The unknowable     242
Select Bibliography     247
Index     256
Read More Show Less

Customer Reviews

Average Rating 4.5
( 4 )
Rating Distribution

5 Star

(2)

4 Star

(1)

3 Star

(1)

2 Star

(0)

1 Star

(0)

Your Rating:

Your Name: Create a Pen Name or

Barnes & Noble.com Review Rules

Our reader reviews allow you to share your comments on titles you liked, or didn't, with others. By submitting an online review, you are representing to Barnes & Noble.com that all information contained in your review is original and accurate in all respects, and that the submission of such content by you and the posting of such content by Barnes & Noble.com does not and will not violate the rights of any third party. Please follow the rules below to help ensure that your review can be posted.

Reviews by Our Customers Under the Age of 13

We highly value and respect everyone's opinion concerning the titles we offer. However, we cannot allow persons under the age of 13 to have accounts at BN.com or to post customer reviews. Please see our Terms of Use for more details.

What to exclude from your review:

Please do not write about reviews, commentary, or information posted on the product page. If you see any errors in the information on the product page, please send us an email.

Reviews should not contain any of the following:

  • - HTML tags, profanity, obscenities, vulgarities, or comments that defame anyone
  • - Time-sensitive information such as tour dates, signings, lectures, etc.
  • - Single-word reviews. Other people will read your review to discover why you liked or didn't like the title.
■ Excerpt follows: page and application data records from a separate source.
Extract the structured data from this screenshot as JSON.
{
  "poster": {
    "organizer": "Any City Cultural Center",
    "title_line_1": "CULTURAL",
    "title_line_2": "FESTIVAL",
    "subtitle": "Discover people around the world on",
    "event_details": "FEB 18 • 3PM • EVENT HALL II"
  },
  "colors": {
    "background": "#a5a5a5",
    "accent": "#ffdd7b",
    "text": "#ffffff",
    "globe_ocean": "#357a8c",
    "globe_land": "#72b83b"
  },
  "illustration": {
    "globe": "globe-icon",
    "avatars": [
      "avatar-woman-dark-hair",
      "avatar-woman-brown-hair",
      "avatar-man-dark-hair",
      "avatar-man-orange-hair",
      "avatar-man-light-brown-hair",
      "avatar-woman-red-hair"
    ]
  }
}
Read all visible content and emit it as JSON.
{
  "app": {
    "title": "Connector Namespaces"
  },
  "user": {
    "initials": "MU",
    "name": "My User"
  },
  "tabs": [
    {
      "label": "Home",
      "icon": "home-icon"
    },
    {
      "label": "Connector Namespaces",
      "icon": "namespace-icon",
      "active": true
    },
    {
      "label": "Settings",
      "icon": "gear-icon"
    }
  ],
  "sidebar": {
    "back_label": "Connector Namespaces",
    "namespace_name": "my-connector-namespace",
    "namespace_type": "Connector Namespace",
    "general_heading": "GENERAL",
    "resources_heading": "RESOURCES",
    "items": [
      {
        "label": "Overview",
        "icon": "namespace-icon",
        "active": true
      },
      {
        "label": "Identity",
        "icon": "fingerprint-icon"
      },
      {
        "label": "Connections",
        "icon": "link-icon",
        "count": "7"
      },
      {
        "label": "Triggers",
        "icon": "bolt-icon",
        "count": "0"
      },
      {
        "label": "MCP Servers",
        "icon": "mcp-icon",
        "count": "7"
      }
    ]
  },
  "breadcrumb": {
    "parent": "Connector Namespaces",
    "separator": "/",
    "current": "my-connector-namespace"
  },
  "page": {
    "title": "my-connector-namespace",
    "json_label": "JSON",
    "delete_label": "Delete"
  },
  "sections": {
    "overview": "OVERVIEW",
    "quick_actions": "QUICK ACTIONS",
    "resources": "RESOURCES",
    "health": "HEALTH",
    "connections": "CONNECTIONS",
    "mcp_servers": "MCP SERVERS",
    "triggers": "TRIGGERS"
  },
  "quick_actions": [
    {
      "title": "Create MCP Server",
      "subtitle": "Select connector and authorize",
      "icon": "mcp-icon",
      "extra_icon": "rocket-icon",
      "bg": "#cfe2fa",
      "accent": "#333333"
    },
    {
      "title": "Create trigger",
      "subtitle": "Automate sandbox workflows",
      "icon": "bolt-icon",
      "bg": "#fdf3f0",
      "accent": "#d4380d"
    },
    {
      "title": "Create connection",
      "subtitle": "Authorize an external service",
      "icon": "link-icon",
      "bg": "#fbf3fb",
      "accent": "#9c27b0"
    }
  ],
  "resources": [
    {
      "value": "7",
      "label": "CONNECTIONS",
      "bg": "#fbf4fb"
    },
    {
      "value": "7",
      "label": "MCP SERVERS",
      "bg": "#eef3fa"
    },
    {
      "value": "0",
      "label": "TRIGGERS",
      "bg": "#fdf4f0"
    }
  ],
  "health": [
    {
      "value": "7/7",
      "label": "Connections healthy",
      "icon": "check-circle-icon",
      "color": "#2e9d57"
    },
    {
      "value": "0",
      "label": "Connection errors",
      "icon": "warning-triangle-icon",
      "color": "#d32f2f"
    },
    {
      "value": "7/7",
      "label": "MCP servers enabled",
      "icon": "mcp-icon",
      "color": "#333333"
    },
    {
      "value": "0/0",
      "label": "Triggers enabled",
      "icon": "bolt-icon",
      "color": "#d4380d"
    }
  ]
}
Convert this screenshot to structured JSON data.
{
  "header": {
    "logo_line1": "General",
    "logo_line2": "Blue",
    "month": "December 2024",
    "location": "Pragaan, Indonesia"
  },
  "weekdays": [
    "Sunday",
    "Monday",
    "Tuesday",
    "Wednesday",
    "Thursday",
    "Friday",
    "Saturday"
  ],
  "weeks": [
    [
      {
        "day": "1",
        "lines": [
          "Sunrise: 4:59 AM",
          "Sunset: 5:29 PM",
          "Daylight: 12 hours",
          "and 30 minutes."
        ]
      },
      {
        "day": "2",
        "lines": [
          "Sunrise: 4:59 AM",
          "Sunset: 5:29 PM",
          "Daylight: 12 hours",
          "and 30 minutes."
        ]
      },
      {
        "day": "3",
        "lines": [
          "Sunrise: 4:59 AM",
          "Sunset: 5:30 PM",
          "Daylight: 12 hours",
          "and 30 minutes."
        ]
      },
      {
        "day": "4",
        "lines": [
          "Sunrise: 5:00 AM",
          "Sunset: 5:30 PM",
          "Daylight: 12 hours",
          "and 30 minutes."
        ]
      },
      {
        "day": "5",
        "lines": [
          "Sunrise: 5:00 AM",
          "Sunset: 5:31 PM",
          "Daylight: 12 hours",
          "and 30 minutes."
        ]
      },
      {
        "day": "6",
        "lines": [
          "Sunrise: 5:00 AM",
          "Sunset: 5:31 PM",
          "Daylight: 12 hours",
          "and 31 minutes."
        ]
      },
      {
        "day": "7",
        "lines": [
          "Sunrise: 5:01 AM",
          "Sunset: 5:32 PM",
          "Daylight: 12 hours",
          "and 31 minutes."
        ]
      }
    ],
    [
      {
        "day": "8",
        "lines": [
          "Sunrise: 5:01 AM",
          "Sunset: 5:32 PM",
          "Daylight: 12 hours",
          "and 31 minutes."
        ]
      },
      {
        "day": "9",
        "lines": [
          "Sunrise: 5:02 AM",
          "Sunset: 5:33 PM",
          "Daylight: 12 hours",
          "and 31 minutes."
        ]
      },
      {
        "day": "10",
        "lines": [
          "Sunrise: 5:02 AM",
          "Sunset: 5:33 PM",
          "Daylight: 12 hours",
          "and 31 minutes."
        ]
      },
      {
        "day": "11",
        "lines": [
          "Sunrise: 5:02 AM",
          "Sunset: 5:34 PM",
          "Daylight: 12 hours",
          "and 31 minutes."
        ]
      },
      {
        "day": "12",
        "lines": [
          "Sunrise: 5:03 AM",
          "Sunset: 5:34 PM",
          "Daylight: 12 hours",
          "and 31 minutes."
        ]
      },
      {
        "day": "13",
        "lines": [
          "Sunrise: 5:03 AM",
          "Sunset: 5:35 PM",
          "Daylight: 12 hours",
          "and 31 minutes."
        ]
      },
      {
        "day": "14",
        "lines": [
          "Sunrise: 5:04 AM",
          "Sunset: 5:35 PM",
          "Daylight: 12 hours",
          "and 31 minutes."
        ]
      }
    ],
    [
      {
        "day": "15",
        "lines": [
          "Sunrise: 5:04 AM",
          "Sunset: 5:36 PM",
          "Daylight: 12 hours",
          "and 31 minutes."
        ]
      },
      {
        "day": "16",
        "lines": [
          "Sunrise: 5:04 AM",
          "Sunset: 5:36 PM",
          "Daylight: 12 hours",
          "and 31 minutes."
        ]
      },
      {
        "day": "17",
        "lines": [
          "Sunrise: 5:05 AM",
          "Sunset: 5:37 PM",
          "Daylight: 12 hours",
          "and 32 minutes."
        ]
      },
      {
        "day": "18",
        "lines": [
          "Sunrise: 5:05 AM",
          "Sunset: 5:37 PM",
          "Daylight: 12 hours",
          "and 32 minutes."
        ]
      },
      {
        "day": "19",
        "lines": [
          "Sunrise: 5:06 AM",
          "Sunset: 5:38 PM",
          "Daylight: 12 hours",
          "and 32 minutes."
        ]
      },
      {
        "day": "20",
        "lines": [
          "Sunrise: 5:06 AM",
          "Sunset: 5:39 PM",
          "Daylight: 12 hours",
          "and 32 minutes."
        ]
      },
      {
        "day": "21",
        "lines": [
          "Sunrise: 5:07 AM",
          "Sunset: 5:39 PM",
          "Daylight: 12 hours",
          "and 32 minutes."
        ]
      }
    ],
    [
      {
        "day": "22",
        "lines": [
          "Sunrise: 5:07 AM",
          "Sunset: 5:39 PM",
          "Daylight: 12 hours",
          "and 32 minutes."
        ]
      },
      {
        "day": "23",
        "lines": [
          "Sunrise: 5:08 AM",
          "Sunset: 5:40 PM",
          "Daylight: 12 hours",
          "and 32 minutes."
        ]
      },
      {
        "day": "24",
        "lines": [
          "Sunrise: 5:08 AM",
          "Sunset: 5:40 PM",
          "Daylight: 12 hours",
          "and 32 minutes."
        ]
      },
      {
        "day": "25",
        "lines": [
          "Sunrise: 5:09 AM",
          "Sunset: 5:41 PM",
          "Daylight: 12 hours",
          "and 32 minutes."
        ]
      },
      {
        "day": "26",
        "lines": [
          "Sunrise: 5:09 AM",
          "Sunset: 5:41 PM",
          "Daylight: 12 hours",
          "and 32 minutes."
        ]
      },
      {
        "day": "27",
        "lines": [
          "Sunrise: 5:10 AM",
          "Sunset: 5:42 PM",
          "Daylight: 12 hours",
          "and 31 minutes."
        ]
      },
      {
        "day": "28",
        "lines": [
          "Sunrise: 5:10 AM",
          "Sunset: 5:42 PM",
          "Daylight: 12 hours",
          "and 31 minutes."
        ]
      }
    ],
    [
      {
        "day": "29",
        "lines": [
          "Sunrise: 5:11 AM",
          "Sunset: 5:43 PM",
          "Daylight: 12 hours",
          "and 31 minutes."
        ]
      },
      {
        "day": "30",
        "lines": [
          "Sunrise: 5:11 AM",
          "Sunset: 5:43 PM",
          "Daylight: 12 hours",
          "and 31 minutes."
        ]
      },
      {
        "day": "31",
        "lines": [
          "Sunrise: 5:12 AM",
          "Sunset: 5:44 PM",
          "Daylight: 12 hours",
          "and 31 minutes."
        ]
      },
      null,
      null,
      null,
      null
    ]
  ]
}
Be descriptive.
  • - Comments focusing on the author or that may ruin the ending for others
  • - Phone numbers, addresses, URLs
  • - Pricing and availability information or alternative ordering information
  • - Advertisements or commercial solicitation

Reminder:

  • - By submitting a review, you grant to Barnes & Noble.com and its sublicensees the royalty-free, perpetual, irrevocable right and license to use the review in accordance with the Barnes & Noble.com Terms of Use.
  • - Barnes & Noble.com reserves the right not to post any review -- particularly those that do not follow the terms and conditions of these Rules. Barnes & Noble.com also reserves the right to remove any review at any time without notice.
  • - See Terms of Use for other conditions and disclaimers.
Search for Products You'd Like to Recommend

Recommend other products that relate to your review. Just search for them below and share!

Create a Pen Name

Your Pen Name is your unique identity on BN.com. It will appear on the reviews you write and other website activities. Your Pen Name cannot be edited, changed or deleted once submitted.

 
Your Pen Name can be any combination of alphanumeric characters (plus - and _), and must be at least two characters long.

Continue Anonymously
Sort by: Showing all of 4 Customer Reviews
  • Anonymous

    Posted May 23, 2011

    No text was provided for this review.

  • Anonymous

    Posted December 11, 2008

    No text was provided for this review.

  • Anonymous

    Posted November 28, 2008

    No text was provided for this review.

  • Anonymous

    Posted March 10, 2011

    No text was provided for this review.

Sort by: Showing all of 4 Customer Reviews

If you find inappropriate content, please report it to Barnes & Noble
Why is this product inappropriate?
Comments (optional)